With so much in the news these days about cyber-bullying, we couldn’t help but notice several articles discussing how when kids have been bullied, in many cases they are later found to be experiencing Post Traumatic Stress Disorder (PTSD); which include anxieties, insomnia, the inability to focus and the tendency to be in a hyper-vigilant state (kind of like waiting for that second shoe to drop). Many kids can’t deal with the trauma they experience when they are victims of this type of abuse. We’ve definitely seen a lot of sad press lately about suicides, cutting and other escapes these kids have chosen to deal with their pain and isolation.
In particular there was one interesting article in Psychology Today. One can only imagine how much “cyber-bullying” is evolving with all of the technology now that makes is so easy to be so cruel so quickly! Smart phones, social media…applications like Snapchat, which allows kids to swap photos that supposedly “disappear” in a few seconds… this seemingly has made kids much bolder in the types of photos they widely share, which may be explicit photos of someone else, shared socially just to be cruel. The Psychology Today article states that bullying has actually been officially added to the tradition medical definition of PTSD. It cites this from its source, Bullyonline.com…
The most recent version of the DSM (Diagnostic and Statistic Manual, which all doctors use to diagnose mental illness) recently updated it’s definition of PTSD to note that, although PTSD has traditionally been thought to be caused by a single, life-threatening event (or, at least, an event that seemed to be life threatening), in the case of trauma such as bullying, PTSD can also come about by way of an “accumulation of many small, individually non-life-threatening incidents.”
Mosaic Weighted Blankets® has seen research relating to PTSD victims being comforted by weighted blankets, and we have previously posted one soldier’s testimonial about how his weighted blanket (carried around by him while in combat!) was the only thing that could help him sleep. We will also be sharing a customer story with you in our next blog post about a young foster child experiencing PTSD, and how his blanket helped him with his night terrors and PTSD.
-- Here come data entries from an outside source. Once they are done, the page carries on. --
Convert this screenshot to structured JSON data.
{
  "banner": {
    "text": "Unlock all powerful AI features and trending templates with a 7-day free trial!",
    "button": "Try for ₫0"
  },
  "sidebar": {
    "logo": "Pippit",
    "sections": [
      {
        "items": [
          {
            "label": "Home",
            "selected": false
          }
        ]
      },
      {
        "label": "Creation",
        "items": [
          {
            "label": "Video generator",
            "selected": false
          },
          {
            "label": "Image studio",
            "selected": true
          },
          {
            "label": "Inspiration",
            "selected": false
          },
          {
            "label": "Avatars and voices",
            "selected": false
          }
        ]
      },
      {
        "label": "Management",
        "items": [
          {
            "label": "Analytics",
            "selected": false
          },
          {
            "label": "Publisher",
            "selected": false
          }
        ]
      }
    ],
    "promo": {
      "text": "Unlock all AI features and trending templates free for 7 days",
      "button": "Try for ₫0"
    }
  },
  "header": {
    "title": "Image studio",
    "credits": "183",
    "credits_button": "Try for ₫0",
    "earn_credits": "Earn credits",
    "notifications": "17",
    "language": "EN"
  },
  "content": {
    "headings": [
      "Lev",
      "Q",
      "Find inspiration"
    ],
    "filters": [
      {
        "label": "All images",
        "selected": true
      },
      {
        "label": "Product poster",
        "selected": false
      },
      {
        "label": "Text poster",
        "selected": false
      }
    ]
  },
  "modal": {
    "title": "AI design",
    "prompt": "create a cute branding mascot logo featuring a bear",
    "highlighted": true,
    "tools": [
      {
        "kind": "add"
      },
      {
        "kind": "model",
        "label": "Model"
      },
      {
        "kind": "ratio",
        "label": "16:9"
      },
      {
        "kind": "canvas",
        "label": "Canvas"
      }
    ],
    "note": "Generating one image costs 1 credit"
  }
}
To find out more about how you can ensure your child isn’t a victim of cyber-bullying, check out the Cyber-Bully Hotline.